“The concrete base is still to be seen,” he said. “As a youngster I used to frequent the sawmill, and they discharged their sawdust at the opposite west bank down into the burn.
“They collected trees from beyond Townhead Farm. Facing directly south from the sawmill there was a camp and the foundations are still there. My aunt lived there in a Nissen Hut for a short time.”
Pat’s second question was about a piece of land called Railway Glen.

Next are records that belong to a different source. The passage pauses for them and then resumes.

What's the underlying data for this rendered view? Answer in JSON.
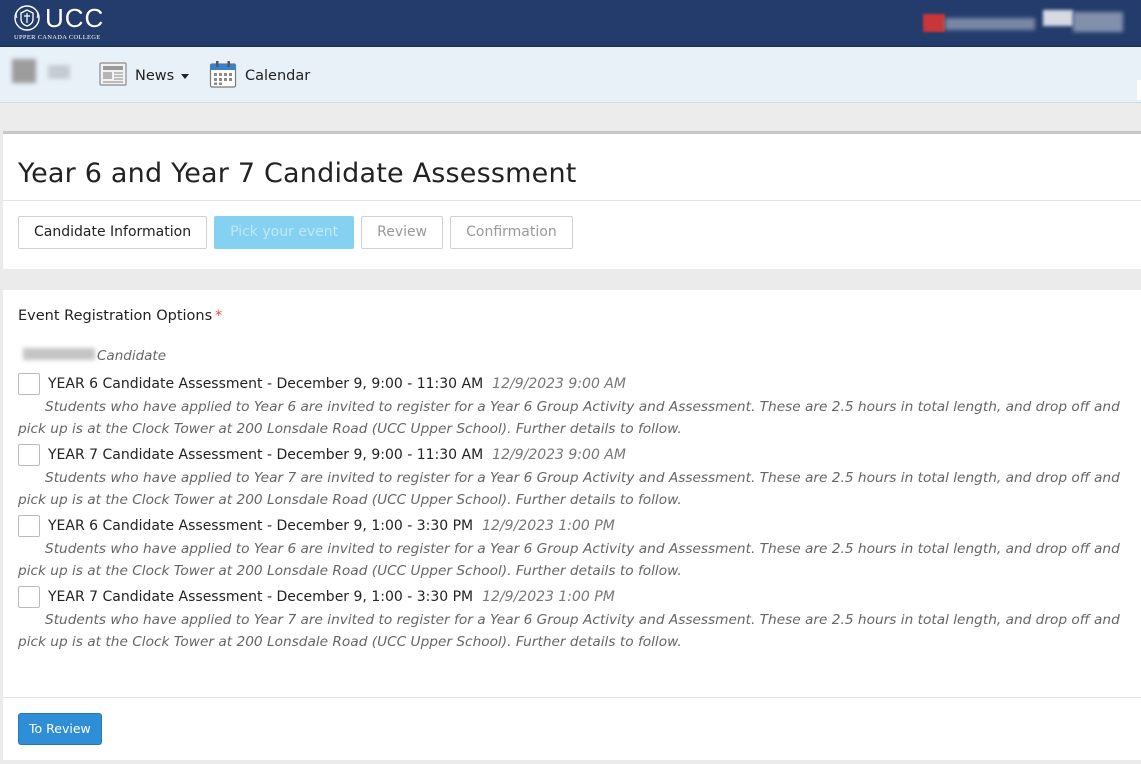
{
  "header": {
    "logo_text": "UCC",
    "logo_subtitle": "UPPER CANADA COLLEGE",
    "crest_icon": "crest-icon"
  },
  "nav": {
    "news_label": "News",
    "news_icon": "newspaper-icon",
    "calendar_label": "Calendar",
    "calendar_icon": "calendar-icon"
  },
  "page": {
    "title": "Year 6 and Year 7 Candidate Assessment"
  },
  "steps": [
    {
      "label": "Candidate Information",
      "state": "done"
    },
    {
      "label": "Pick your event",
      "state": "active"
    },
    {
      "label": "Review",
      "state": "pending"
    },
    {
      "label": "Confirmation",
      "state": "pending"
    }
  ],
  "form": {
    "field_label": "Event Registration Options",
    "required_mark": "*",
    "candidate_label": "Candidate",
    "options": [
      {
        "title": "YEAR 6 Candidate Assessment - December 9, 9:00 - 11:30 AM",
        "date": "12/9/2023 9:00 AM",
        "description": "Students who have applied to Year 6 are invited to register for a Year 6 Group Activity and Assessment. These are 2.5 hours in total length, and drop off and pick up is at the Clock Tower at 200 Lonsdale Road (UCC Upper School). Further details to follow.",
        "checked": false
      },
      {
        "title": "YEAR 7 Candidate Assessment - December 9, 9:00 - 11:30 AM",
        "date": "12/9/2023 9:00 AM",
        "description": "Students who have applied to Year 7 are invited to register for a Year 6 Group Activity and Assessment. These are 2.5 hours in total length, and drop off and pick up is at the Clock Tower at 200 Lonsdale Road (UCC Upper School). Further details to follow.",
        "checked": false
      },
      {
        "title": "YEAR 6 Candidate Assessment - December 9, 1:00 - 3:30 PM",
        "date": "12/9/2023 1:00 PM",
        "description": "Students who have applied to Year 6 are invited to register for a Year 6 Group Activity and Assessment. These are 2.5 hours in total length, and drop off and pick up is at the Clock Tower at 200 Lonsdale Road (UCC Upper School). Further details to follow.",
        "checked": false
      },
      {
        "title": "YEAR 7 Candidate Assessment - December 9, 1:00 - 3:30 PM",
        "date": "12/9/2023 1:00 PM",
        "description": "Students who have applied to Year 7 are invited to register for a Year 6 Group Activity and Assessment. These are 2.5 hours in total length, and drop off and pick up is at the Clock Tower at 200 Lonsdale Road (UCC Upper School). Further details to follow.",
        "checked": false
      }
    ],
    "submit_label": "To Review"
  },
  "colors": {
    "header_bg": "#243c6c",
    "nav_bg": "#e8f1f8",
    "active_step": "#84d1f1",
    "primary_button": "#2f8fd6",
    "required": "#d9534f"
  }
}
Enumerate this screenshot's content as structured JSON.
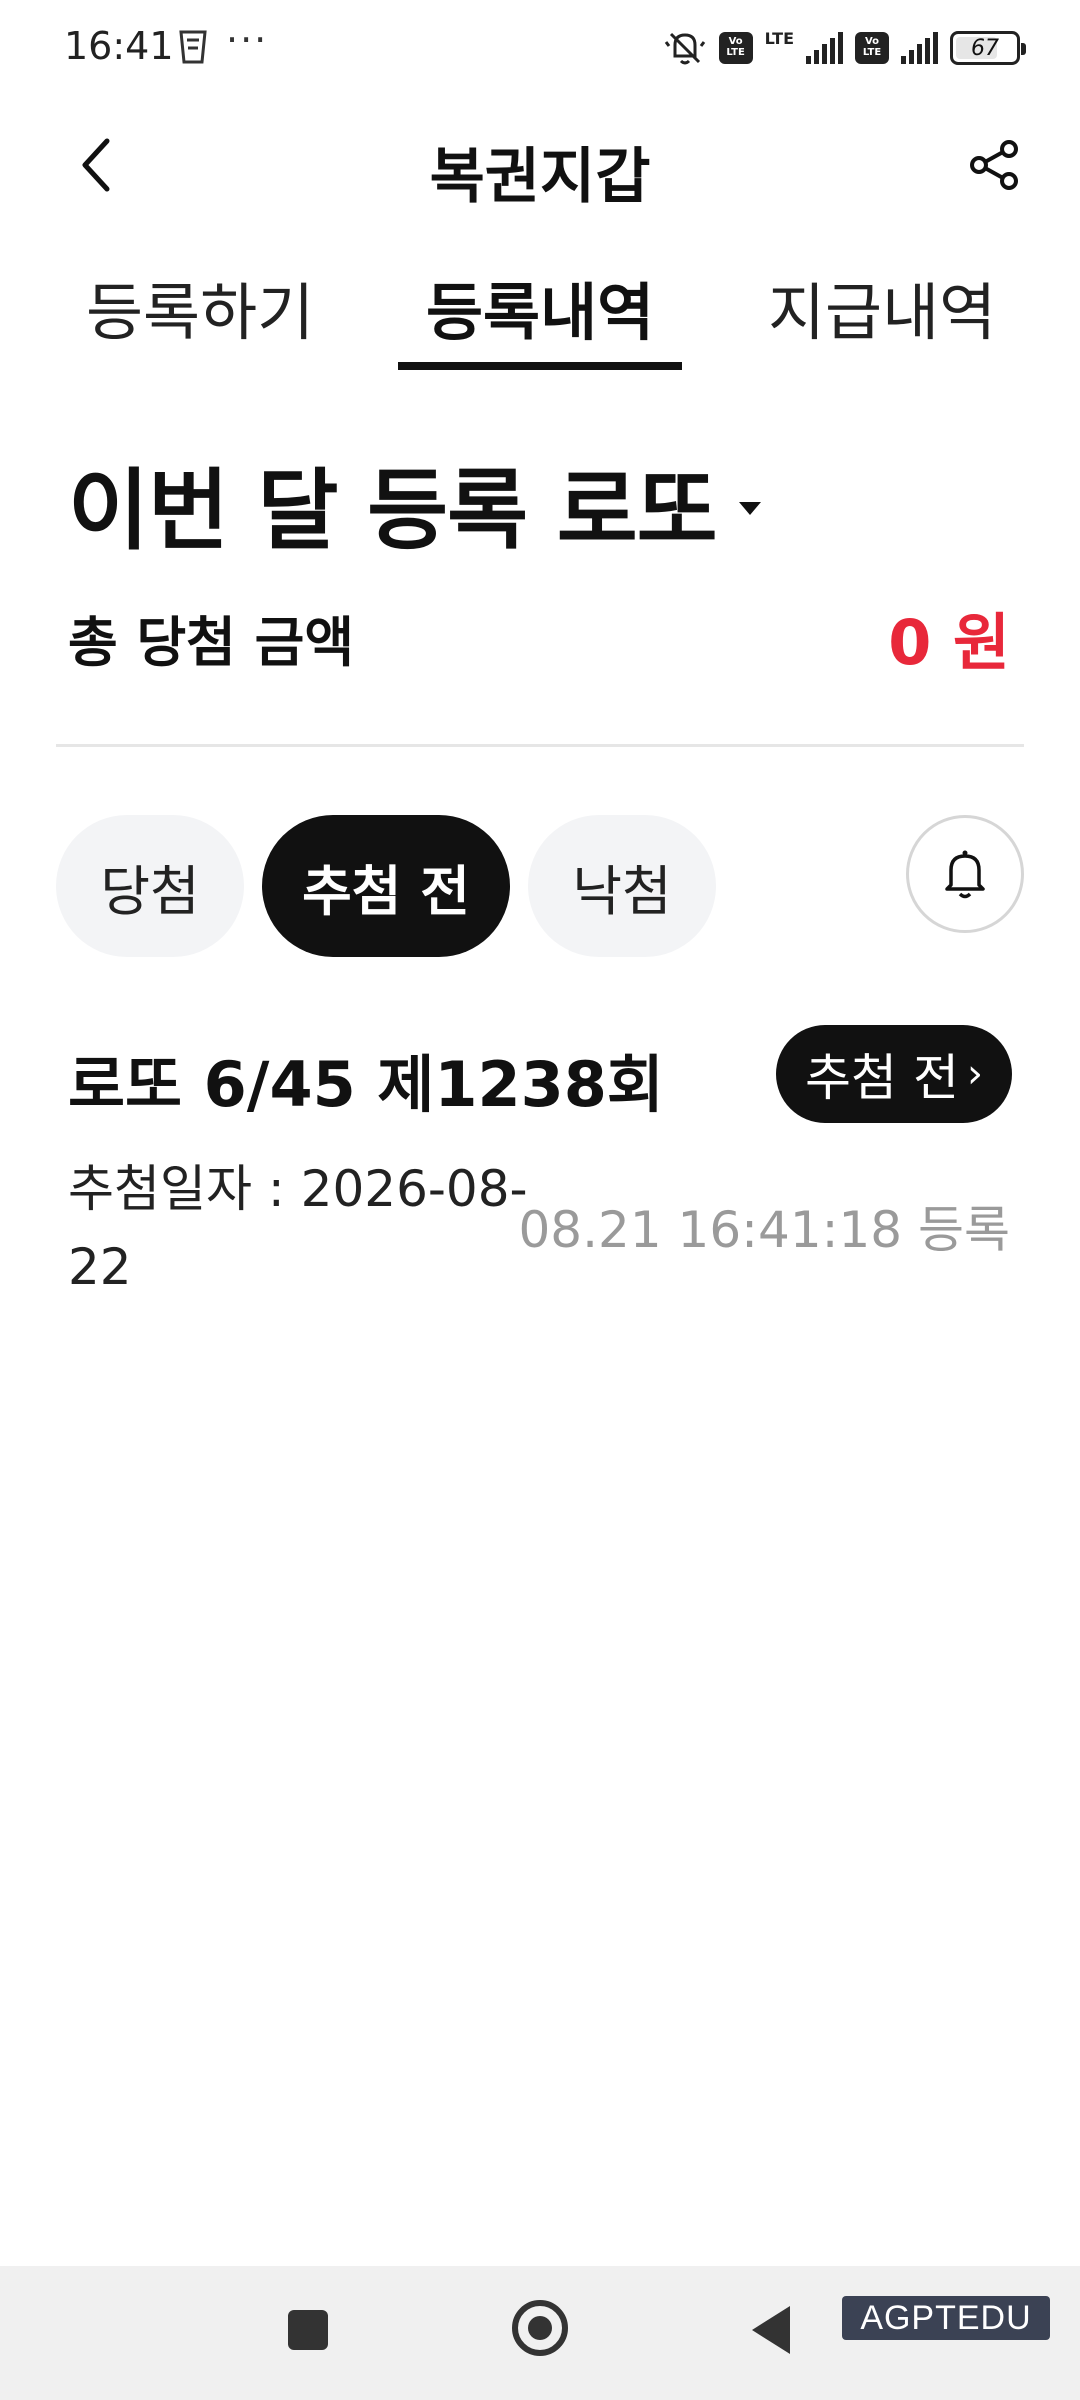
{
  "status_bar": {
    "time": "16:41",
    "more": "···",
    "lte_label": "LTE",
    "volte_label": "Vo LTE",
    "battery": "67"
  },
  "header": {
    "title": "복권지갑"
  },
  "tabs": [
    {
      "label": "등록하기",
      "selected": false
    },
    {
      "label": "등록내역",
      "selected": true
    },
    {
      "label": "지급내역",
      "selected": false
    }
  ],
  "month": {
    "title": "이번 달 등록 로또",
    "total_label": "총 당첨 금액",
    "total_amount": "0 원"
  },
  "filters": [
    {
      "label": "당첨",
      "selected": false
    },
    {
      "label": "추첨 전",
      "selected": true
    },
    {
      "label": "낙첨",
      "selected": false
    }
  ],
  "entry": {
    "title": "로또 6/45 제1238회",
    "status": "추첨 전",
    "draw_date": "추첨일자 : 2026-08-22",
    "registered_at": "08.21 16:41:18 등록"
  },
  "watermark": "AGPTEDU",
  "colors": {
    "accent_red": "#e8283a",
    "dark": "#111111",
    "chip_bg": "#f3f4f6"
  },
  "icons": {
    "back": "chevron-left-icon",
    "share": "share-icon",
    "bell": "bell-icon"
  }
}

Various maps referred to a Railway Glen just north east of Camis Eskan.
“Obviously the railway never went that far inland,” Pat said, “but the shape is similar to a railway trackbed.”
This was a question that Alistair McIntyre had looked into. “I had a good look at the site, thinking that perhaps there might have been a narrow gauge railtrack used to extract stone, but there was absolutely no sign of any quarry or remains of a trackbed,” he said.
“The other thing I wondered about was the possibility of the glen having been used to store explosives when either the Helensburgh railway line or the West Highland Line were under construction.
“Somehow I’d be doubtful if the glen at Camis Eskan served this purpose. Perhaps the glen may have seemed to some to resemble a stretch of railtrack, perhaps because of straightness.”
However Helensburgh man man Bill Wilkie was able to provide the answer. He said: “Craigendoran Station drew water from a small reservoir above Woodhead Cottage, map reference 32018201.”
This was confirmed by another burgh man Alan Day, who used to walk in that area quite frequently.
The farmer there told him in the late 1960s that the Railway Glen name derived from the fact that, in the days of steam trains, there was a small reservoir in the Glen which supplied water for locos taking on water at Craigendoran.
The main burn leading into the reservoir was covered over for some distance with large stones, both to keep the water clean, and to protect against damage by cattle.